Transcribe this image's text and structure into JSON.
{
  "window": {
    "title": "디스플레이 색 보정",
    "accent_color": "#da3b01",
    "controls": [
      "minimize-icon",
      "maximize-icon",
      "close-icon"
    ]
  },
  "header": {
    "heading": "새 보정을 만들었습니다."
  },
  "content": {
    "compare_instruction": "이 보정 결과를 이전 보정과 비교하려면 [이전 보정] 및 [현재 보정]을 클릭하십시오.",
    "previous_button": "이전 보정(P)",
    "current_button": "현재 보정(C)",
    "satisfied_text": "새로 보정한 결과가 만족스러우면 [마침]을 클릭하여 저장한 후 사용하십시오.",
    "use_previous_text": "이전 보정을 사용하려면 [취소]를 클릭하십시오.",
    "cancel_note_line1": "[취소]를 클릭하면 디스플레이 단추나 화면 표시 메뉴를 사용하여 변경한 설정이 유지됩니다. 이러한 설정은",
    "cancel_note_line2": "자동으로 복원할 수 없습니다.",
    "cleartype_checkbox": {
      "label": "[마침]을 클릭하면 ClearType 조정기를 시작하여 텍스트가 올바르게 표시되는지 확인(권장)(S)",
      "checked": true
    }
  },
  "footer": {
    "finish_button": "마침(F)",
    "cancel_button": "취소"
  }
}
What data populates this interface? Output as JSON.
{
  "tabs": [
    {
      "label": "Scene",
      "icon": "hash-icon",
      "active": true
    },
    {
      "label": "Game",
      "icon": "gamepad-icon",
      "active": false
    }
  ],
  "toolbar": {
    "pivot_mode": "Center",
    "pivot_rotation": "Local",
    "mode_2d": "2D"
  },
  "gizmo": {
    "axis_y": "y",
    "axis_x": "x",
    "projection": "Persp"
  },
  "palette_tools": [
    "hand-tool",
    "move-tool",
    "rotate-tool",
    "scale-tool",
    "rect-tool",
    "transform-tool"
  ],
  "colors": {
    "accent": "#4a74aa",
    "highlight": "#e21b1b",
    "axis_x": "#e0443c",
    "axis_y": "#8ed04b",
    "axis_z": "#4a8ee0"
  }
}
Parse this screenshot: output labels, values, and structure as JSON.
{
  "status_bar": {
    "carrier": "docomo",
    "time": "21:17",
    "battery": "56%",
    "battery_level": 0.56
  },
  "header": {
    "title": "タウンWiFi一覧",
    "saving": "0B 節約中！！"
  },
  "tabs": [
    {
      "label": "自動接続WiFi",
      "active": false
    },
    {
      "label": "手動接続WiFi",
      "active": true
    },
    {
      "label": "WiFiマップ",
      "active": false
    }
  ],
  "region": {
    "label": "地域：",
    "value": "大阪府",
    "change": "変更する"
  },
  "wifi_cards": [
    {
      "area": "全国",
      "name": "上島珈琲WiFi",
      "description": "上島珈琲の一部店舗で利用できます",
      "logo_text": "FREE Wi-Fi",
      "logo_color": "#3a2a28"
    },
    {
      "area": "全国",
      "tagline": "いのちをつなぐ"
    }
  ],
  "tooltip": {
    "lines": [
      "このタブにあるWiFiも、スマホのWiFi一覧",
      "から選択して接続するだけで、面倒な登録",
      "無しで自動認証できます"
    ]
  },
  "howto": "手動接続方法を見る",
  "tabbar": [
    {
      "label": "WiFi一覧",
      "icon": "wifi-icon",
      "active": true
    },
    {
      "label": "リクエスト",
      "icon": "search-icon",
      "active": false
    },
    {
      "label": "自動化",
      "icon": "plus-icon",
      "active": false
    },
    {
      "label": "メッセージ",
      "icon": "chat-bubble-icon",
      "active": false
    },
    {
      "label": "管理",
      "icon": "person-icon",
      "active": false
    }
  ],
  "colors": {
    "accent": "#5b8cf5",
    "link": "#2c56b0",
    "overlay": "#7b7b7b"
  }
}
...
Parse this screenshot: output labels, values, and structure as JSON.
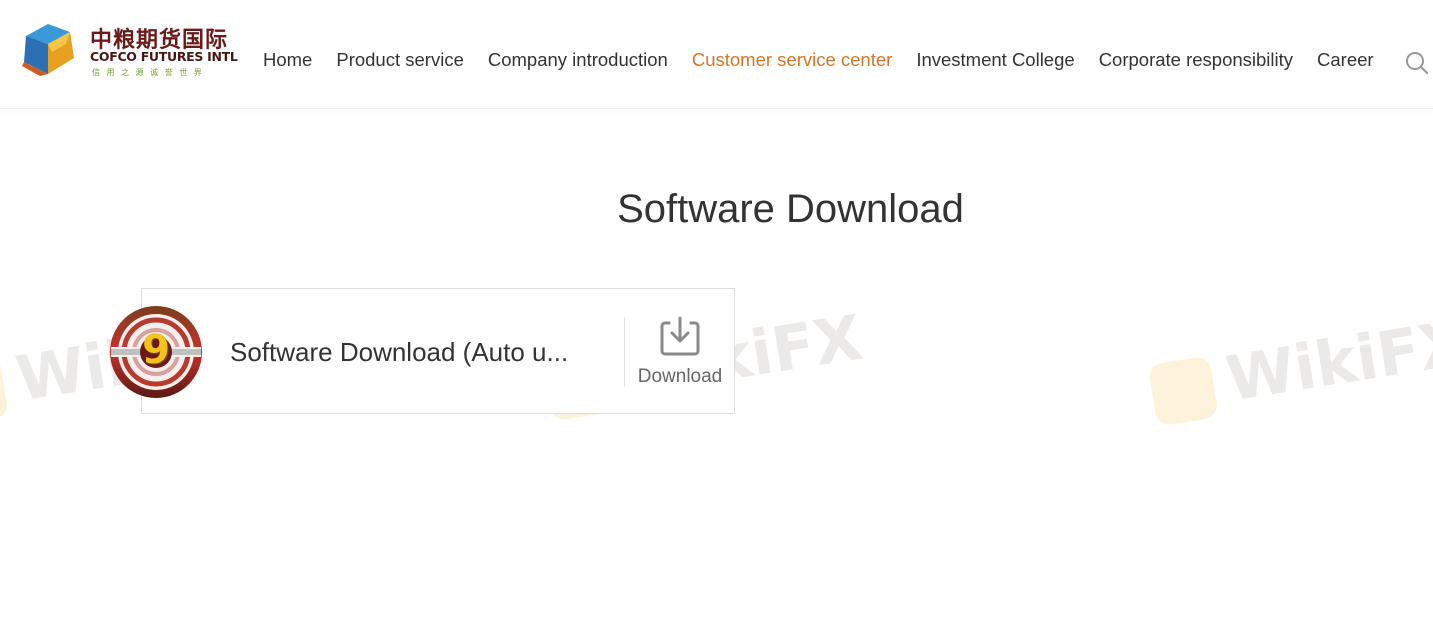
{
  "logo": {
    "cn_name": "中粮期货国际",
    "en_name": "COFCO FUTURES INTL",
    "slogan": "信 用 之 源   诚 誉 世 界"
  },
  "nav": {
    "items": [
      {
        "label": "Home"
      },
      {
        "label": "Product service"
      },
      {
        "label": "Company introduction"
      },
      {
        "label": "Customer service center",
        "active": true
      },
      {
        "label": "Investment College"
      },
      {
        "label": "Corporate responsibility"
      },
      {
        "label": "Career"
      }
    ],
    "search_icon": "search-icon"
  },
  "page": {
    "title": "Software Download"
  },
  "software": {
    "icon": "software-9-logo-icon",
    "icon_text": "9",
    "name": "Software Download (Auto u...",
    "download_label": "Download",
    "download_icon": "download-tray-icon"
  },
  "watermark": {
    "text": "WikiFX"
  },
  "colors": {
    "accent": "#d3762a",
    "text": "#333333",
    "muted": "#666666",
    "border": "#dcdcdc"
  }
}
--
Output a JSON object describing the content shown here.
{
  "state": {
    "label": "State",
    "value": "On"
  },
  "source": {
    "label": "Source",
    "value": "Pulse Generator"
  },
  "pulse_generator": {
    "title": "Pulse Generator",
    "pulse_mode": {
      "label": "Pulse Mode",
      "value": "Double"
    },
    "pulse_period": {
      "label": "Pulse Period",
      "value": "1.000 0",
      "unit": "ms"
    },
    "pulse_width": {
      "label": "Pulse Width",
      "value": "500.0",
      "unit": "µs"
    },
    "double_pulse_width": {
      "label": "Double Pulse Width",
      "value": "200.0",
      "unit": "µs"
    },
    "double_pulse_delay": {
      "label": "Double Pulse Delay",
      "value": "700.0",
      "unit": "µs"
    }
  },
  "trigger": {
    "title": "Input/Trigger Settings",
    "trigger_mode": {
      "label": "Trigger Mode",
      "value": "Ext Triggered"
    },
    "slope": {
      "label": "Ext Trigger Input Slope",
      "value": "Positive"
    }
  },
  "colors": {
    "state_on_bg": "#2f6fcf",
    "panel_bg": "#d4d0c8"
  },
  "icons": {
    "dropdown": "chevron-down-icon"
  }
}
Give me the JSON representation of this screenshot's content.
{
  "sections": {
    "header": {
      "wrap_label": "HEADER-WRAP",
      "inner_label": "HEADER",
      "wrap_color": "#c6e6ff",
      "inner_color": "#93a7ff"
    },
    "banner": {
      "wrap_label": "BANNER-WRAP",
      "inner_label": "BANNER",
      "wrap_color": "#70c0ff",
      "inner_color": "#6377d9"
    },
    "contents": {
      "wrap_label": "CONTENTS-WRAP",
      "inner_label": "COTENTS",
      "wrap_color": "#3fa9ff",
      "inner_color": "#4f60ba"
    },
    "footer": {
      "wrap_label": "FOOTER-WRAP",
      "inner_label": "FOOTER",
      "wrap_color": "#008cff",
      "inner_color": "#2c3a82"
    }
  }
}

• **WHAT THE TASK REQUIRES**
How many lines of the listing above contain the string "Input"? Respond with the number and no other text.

• **SOLVED EXERCISE**
2